Steakhouse syndrome is a condition in which a mass of food (called a bolus) becomes stuck in the lower part of the esophagus. The esophagus is the muscular tube that carries food and liquids from the mouth to the stomach.
This condition can be easily treated. Contact your doctor if you think you may have steakhouse syndrome.
Copyright © Nucleus Medical Media, Inc.
This condition happens when a mass of food, usually meat, blocks the passageway of the esophagus.
Risk factors include:
Symptoms may include:
These symptoms may be due to other conditions. If you have any of these symptoms, talk to your doctor.
Your doctor will:
If the bolus does not pass into the stomach on its own, your doctor may consider treatment, such as:
If the bolus still does not pass, the doctor may remove it from your esophagus. She will use an endoscope to locate the bolus. Once the bolus has been found, tools (eg, snares, forceps, net) are passed down the endoscope to remove the bolus. In some case, the bolus may move into the stomach during the procedure.
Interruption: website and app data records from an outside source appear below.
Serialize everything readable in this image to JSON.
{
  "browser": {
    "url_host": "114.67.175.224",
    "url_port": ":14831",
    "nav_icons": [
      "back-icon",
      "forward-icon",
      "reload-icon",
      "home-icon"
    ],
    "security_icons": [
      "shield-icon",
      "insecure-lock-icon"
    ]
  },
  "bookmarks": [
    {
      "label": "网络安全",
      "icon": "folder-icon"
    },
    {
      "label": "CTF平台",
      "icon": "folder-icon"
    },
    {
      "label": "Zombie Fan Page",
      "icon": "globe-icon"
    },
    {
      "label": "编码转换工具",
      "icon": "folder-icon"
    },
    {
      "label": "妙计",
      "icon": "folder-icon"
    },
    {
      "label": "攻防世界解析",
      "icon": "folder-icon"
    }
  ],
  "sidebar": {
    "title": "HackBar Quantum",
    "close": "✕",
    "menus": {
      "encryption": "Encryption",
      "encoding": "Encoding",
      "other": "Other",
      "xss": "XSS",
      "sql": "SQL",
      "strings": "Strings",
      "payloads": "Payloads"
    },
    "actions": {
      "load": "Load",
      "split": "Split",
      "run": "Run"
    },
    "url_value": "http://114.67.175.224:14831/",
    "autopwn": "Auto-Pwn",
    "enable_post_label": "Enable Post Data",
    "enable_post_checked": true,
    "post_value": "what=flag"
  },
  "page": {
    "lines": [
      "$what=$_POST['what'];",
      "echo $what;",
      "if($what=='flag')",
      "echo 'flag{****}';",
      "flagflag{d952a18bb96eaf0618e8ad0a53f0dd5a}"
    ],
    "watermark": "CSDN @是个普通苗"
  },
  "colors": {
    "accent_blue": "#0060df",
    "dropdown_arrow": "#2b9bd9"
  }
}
Often, the doctor will also look for underlying conditions that may have put you at risk for this problem.
American Academy of Otolaryngology—Head and Neck Surgery
The American College of Gastroenterology
The Canadian Association of Gastroenterology
Canadian Society of Otolaryngology
Belafsky PC, Postma GN, Koufman JA. Steakhouse syndrome in a man with a lower esophageal ring and a hiatal hernia. Ear Nose Throat J. 2003;82(2):102.
Chae HS, Lee TK, Kim YW, et al. Two cases of steakhouse syndrome associated with nutcracker esophagus. Dis Esophagus. 2002;15(4):330-333.
DiPalma JA, Brady CE III. Steakhouse spasm. J Clin Gastroenterol. 1987;9(3):274-278.
Esophageal food bolus obstruction (steakhouse syndrome). National Center for Emergency Medicine Informatics. Available at: http://www.ncemi.org/cse0602.htm . Accessed November 22, 2010.
Stadler J, Hölscher AH, Feussner H, Dittler J, Siewert JR. The "steakhouse syndrome." Primary and definitive diagnosis and therapy. Surg Endosc. 1989;3(4):195-198.
Last reviewed September 2012 by Peter Lucas, MD
Please be aware that this information is provided to supplement the care provided by your physician. It is neither intended nor implied to be a substitute for professional medical advice. CALL YOUR HEALTHCARE PROVIDER IMMEDIATELY IF YOU THINK YOU MAY HAVE A MEDICAL EMERGENCY. Always seek the advice of your physician or other qualified health provider prior to starting any new treatment or with any questions you may have regarding a medical condition.
Copyright © 2012 EBSCO Publishing All rights reserved.
What can we help you find?close ×